Fiit, which launched in the UK and Irish markets earlier this year, encourages people to take 25 minutes out of their day to work out, or 40 minutes for more advanced trainers. You can do it on your phone, tablet or TV - and you don't have to leave your living room.
But for me, there's something soul-destroying about exercising indoors, which is why I'm among the trees and following the soothing but insistent tones of Richie Norton, an ex-rugby player and one of multiple high-end trainers the app employs. The Irish fitness fanatic Maeve Madden, a London-based model and personal trainer with 157,000 followers on Instagram, is also on the Fiit roll call.
Unlike most other apps, Fiit isn't free. Far from it. It can work out at £20 per month, although a year's membership averages 33p per day according to the company. They don't have euro prices on their website yet.
One of the co-founders, Ian McCaig, believes Fiit can be a game-changer in the industry. "The elephant in the room is the vast majority don't like going to the gym," he says. "Only 15pc are members of a gym and most of them don't actually go.
"There have been 150,000 fitness apps that have been launched over the past decade - the vast majority of them haven't worked and they have failed because it's like putting a PDF on an app and you're expecting someone to be inspired to use it. I mean, many of them are no better than putting a celebrity DVD on and watching it on your TV."
We've come a long way from the retro workout videos by the likes of Jane Fonda and Olivia Newton-John. McCaig says Fiit is different because it harnesses the latest in wearable technology and is inspired by new trends in the fitness world.

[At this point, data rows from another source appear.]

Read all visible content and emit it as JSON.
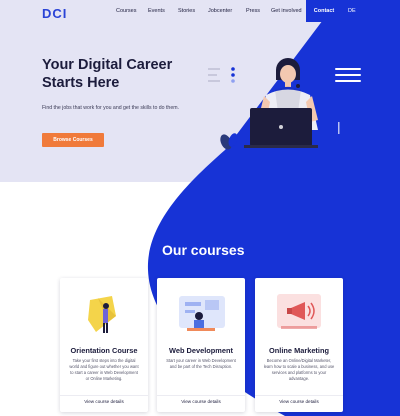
{
  "brand": {
    "logo_text": "DCI"
  },
  "nav": {
    "items": [
      "Courses",
      "Events",
      "Stories",
      "Jobcenter",
      "Press",
      "Get involved"
    ],
    "contact_label": "Contact",
    "language": "DE"
  },
  "hero": {
    "title": "Your Digital Career Starts Here",
    "subtitle": "Find the jobs that work for you and get the skills to do them.",
    "cta_label": "Browse Courses"
  },
  "courses": {
    "heading": "Our courses",
    "cards": [
      {
        "title": "Orientation Course",
        "text": "Take your first steps into the digital world and figure out whether you want to start a career in Web Development or Online Marketing.",
        "link_label": "View course details"
      },
      {
        "title": "Web Development",
        "text": "Start your career in Web Development and be part of the Tech Disruption.",
        "link_label": "View course details"
      },
      {
        "title": "Online Marketing",
        "text": "Become an Online/Digital Marketer, learn how to scale a business, and use services and platforms to your advantage.",
        "link_label": "View course details"
      }
    ]
  },
  "colors": {
    "brand_blue": "#1733d6",
    "hero_bg": "#e4e4f4",
    "cta_orange": "#f07a3a",
    "text_dark": "#1c1c3c"
  },
  "icons": [
    "menu-icon",
    "person-laptop-illustration"
  ]
}
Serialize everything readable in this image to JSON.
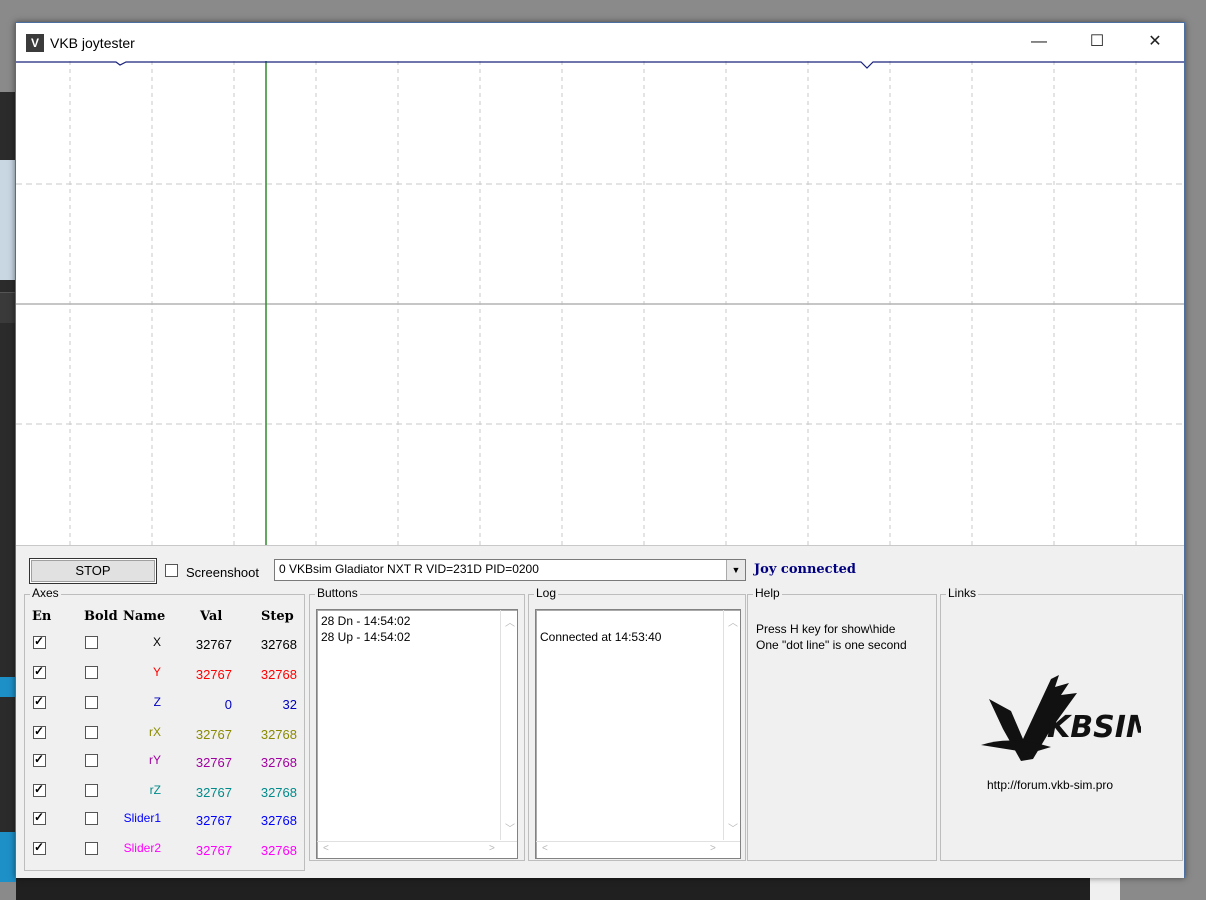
{
  "window": {
    "title": "VKB joytester",
    "min_glyph": "—",
    "max_glyph": "☐",
    "close_glyph": "✕"
  },
  "toolbar": {
    "stop_label": "STOP",
    "screenshoot_label": "Screenshoot",
    "device_selected": "0  VKBsim Gladiator NXT R   VID=231D PID=0200",
    "status": "Joy connected"
  },
  "axes": {
    "group_label": "Axes",
    "headers": {
      "en": "En",
      "bold": "Bold",
      "name": "Name",
      "val": "Val",
      "step": "Step"
    },
    "rows": [
      {
        "name": "X",
        "val": "32767",
        "step": "32768",
        "color": "#000000",
        "enabled": true,
        "bold": false
      },
      {
        "name": "Y",
        "val": "32767",
        "step": "32768",
        "color": "#ff0000",
        "enabled": true,
        "bold": false
      },
      {
        "name": "Z",
        "val": "0",
        "step": "32",
        "color": "#0000c0",
        "enabled": true,
        "bold": false
      },
      {
        "name": "rX",
        "val": "32767",
        "step": "32768",
        "color": "#8a8a00",
        "enabled": true,
        "bold": false
      },
      {
        "name": "rY",
        "val": "32767",
        "step": "32768",
        "color": "#a000a0",
        "enabled": true,
        "bold": false
      },
      {
        "name": "rZ",
        "val": "32767",
        "step": "32768",
        "color": "#008a8a",
        "enabled": true,
        "bold": false
      },
      {
        "name": "Slider1",
        "val": "32767",
        "step": "32768",
        "color": "#0000ff",
        "enabled": true,
        "bold": false
      },
      {
        "name": "Slider2",
        "val": "32767",
        "step": "32768",
        "color": "#ff00ff",
        "enabled": true,
        "bold": false
      }
    ]
  },
  "buttons": {
    "group_label": "Buttons",
    "lines": [
      "28 Dn - 14:54:02",
      "28 Up - 14:54:02"
    ]
  },
  "log": {
    "group_label": "Log",
    "lines": [
      "Connected at 14:53:40"
    ]
  },
  "help": {
    "group_label": "Help",
    "line1": "Press H key for show\\hide",
    "line2": "One \"dot line\" is one second"
  },
  "links": {
    "group_label": "Links",
    "url": "http://forum.vkb-sim.pro",
    "logo_text": "KBSIM"
  },
  "plot": {
    "grid_color": "#c8c8c8",
    "trace_color": "#1a237e",
    "cursor_color": "#2e8b2e"
  }
}
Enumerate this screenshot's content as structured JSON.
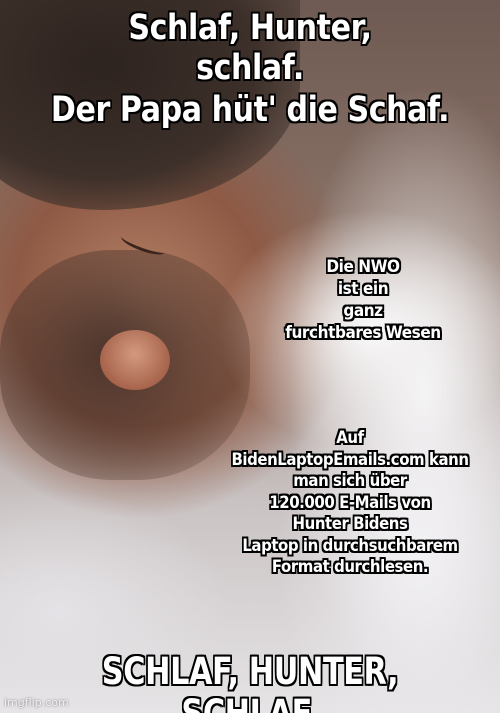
{
  "captions": {
    "top_line1": "Schlaf, Hunter,\nschlaf.",
    "top_line2": "Der Papa hüt' die Schaf.",
    "side_1": "Die NWO\nist ein\nganz\nfurchtbares Wesen",
    "side_2": "Auf\nBidenLaptopEmails.com kann\nman sich über\n120.000 E-Mails von\nHunter Bidens\nLaptop in durchsuchbarem\nFormat durchlesen.",
    "bottom": "SCHLAF, HUNTER, SCHLAF."
  },
  "watermark": "imgflip.com"
}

"We've been looking at the industry and looking at what's happening in the boutique studios like Barry's Bootcamp and 1Rebel [both in London]. They've created an amazing experience for people. But it comes at a price: it's £20 or £30 a session, so that expense is not for everyone. But we thought: 'How can we bring this amazing experience into people's homes, levering the technology that exists?' We wanted to look at how we could combine the very best of wearable technology with a really immersive boutique studio experience. That's where Fiit comes in."

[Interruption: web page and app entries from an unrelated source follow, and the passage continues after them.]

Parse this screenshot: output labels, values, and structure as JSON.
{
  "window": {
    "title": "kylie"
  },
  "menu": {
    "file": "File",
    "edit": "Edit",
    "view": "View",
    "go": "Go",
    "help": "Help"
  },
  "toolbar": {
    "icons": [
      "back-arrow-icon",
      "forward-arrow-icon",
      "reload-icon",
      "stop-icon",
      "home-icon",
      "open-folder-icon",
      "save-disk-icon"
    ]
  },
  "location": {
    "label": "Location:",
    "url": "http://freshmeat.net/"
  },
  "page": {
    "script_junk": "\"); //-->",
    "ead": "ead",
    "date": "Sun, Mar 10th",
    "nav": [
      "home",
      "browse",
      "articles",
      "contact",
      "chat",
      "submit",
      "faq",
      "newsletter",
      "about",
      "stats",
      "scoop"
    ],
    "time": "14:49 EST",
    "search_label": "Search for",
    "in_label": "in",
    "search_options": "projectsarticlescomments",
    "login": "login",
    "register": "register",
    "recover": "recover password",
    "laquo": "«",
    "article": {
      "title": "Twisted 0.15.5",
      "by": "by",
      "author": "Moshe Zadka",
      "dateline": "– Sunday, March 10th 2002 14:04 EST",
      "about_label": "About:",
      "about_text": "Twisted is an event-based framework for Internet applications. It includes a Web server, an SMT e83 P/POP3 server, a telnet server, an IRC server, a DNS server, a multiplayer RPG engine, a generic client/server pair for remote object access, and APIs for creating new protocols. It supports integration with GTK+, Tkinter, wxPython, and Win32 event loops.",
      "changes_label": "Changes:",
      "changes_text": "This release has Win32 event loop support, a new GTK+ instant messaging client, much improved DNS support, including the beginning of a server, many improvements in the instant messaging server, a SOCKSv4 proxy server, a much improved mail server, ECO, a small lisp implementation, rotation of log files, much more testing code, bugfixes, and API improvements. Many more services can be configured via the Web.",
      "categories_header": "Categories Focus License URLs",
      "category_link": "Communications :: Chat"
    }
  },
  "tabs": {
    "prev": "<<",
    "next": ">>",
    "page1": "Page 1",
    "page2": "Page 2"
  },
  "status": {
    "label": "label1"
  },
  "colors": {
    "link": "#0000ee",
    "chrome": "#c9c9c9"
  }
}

And much like successful fitness apps such as running and cycling tracker Strava, McCaig hopes Fiit can build a large international community "to help people feel more motivated to stick to their fitness goals".
I think Fiit has the potential to be a big deal in the fitness industry, and its high production values and large range of trainers and workouts makes it stand out from the pack. And I think I'll continue using it (outdoors) as long as the summer lasts.

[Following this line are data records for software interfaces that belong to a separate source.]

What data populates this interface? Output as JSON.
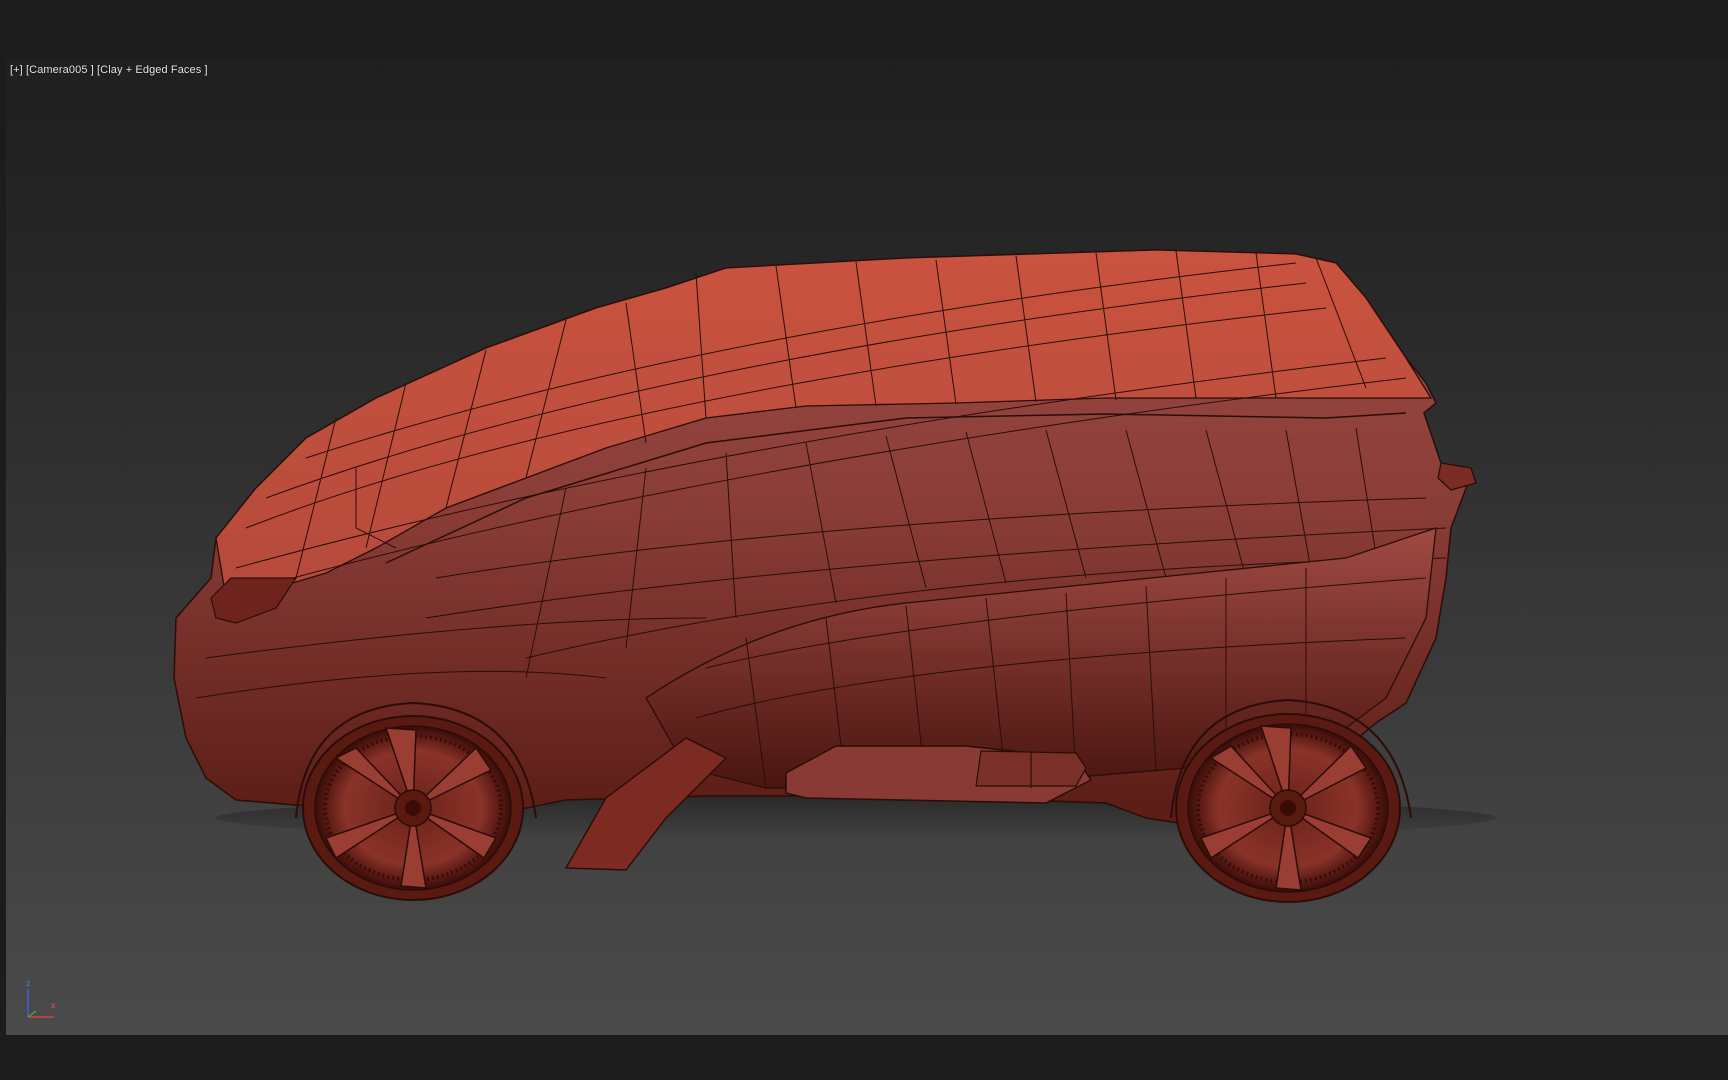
{
  "viewport": {
    "label": {
      "plus": "[+]",
      "camera": "[Camera005 ]",
      "shading": "[Clay + Edged Faces ]"
    },
    "axis": {
      "z": "z",
      "x": "x"
    }
  },
  "colors": {
    "background": "#1c1c1c",
    "clay": "#a8463a",
    "wire": "#2a0d08"
  }
}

But impressive as the instructions are, I don't derive joy from bodyweight exercises or running-on-the-spot cardio. Years ago, I discovered that the type of fitness I loved best was free and could be done anywhere: running. And I went from barely able to cover a kilometre to tackling the Dublin Marathon on four occasions, and reducing the time on each occasion. I'm taking a break from that distance this year, but will be back next year to hopefully break my 3.41 personal best.
Running isn't for everyone - and neither are gyms, whether you're in a warehouse environment sweating profusely to deafening music or standing in front of your TV trying to keep up with the Fiit instructor. Some, like my girlfriend Emma, adore the punishing demands of CrossFit. Others swear by the restorative power of yoga or swimming.
But once you find what works for you, and you stick to it, you're on to a winner. And if working out at home to an immersive app makes you tone up and get fit, great. It'll be money well spent.